Core deficits are now defined in terms of information processing impairment. At present, there is enough scientific evidence to accord the status of “theory” to three different psychological conjectures on autism: deficits in theory of mind, executive function, and central coherence. First, deficits in theory of mind can be seen as an exaggeration of gender based differences that are seemingly hard-wired to our brain. Asperger was the first brave soul to suggest that this syndrome was the extreme of the male personality. Simon Baron-Cohen has publicized this theory based on his own pioneering research spanning the spectrum from gossip to aggression, from evolution to everyday life, and from brain sciences to theory of mind. These differences reflect the way we systemize and develop empathy. Second, executive functions have a locus within the prefrontal cortex. Experimental work by Goldman-Rakic indicates that, according to the anatomical area involved, the frontal lobe exhibits different working-memory domains. Visuospatial processing is performed by the dorsolateral prefrontal cortex. Working memory for the features of objects and faces occurs in the more lateral and inferior cortices, while semantic encoding and retrieval involves still more inferior and insular regions. It is easy to envision how a defect in working memory/executive functions can provide for abnormalities in language, thinking, and behavior. Lastly, central coherence is analogous to the binding phenomena studies in neurosciences. Weak central coherence, a pattern typical of autism, is a cognitive style that emphasizes low-level features in lieu of high-level integrative processing. Higher level integrative processing appears to be mediated by the synchronization of neuronal discharges on high- (gamma) frequency EEG. Unsurprisingly, investigators have recently reported a disorder of binding related gamma EEG oscillatory activity I autism.

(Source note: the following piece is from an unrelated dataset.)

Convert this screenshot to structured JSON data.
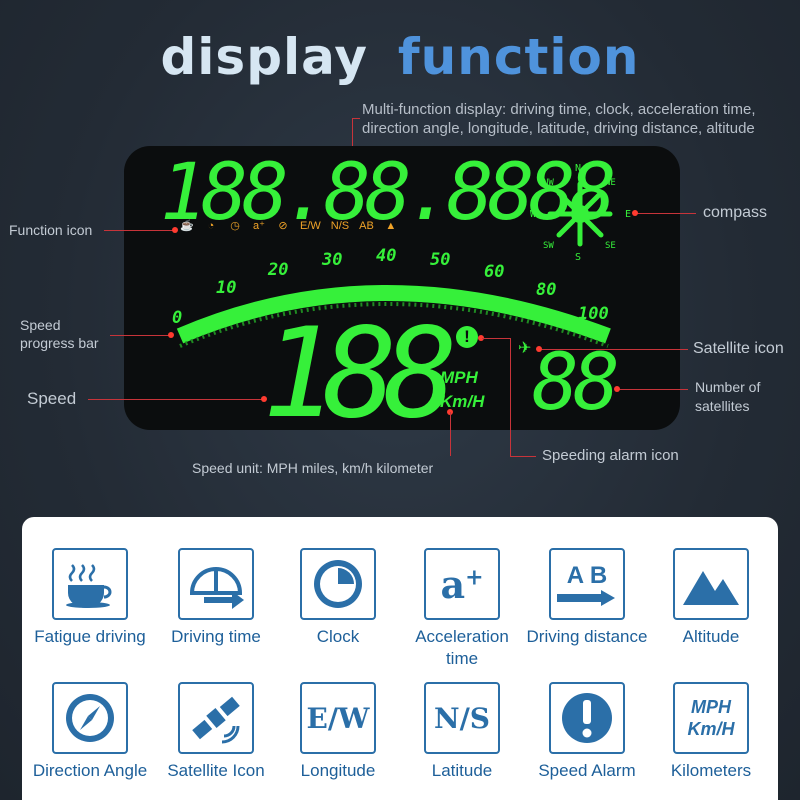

It is noteworthy that Shakow, working in the 1930’s and 40’s, generated a segmental set theory that seemingly joined both executive functions and central coherence. His theory stated that in order to successfully perform daily activities one needs to break down activities into segments while retaining the big picture or set. In some conditions, the big picture is easily lost. The underlying deficit appears related to hemispheric, rather than global function. The right hemisphere interprets global patterns while the left hemisphere infers details of stimuli.
Without hard evidence in terms of neuropathology psychological theories are too malleable, confluent, and easy to paint themselves into a corner. Most psychological theories offer nothing more than common sense. It has been the failure of psychologists not to pursue their theories with neurobiological techniques. Thus far they all remain unidimensional and only offer the perspective of the people that developed them.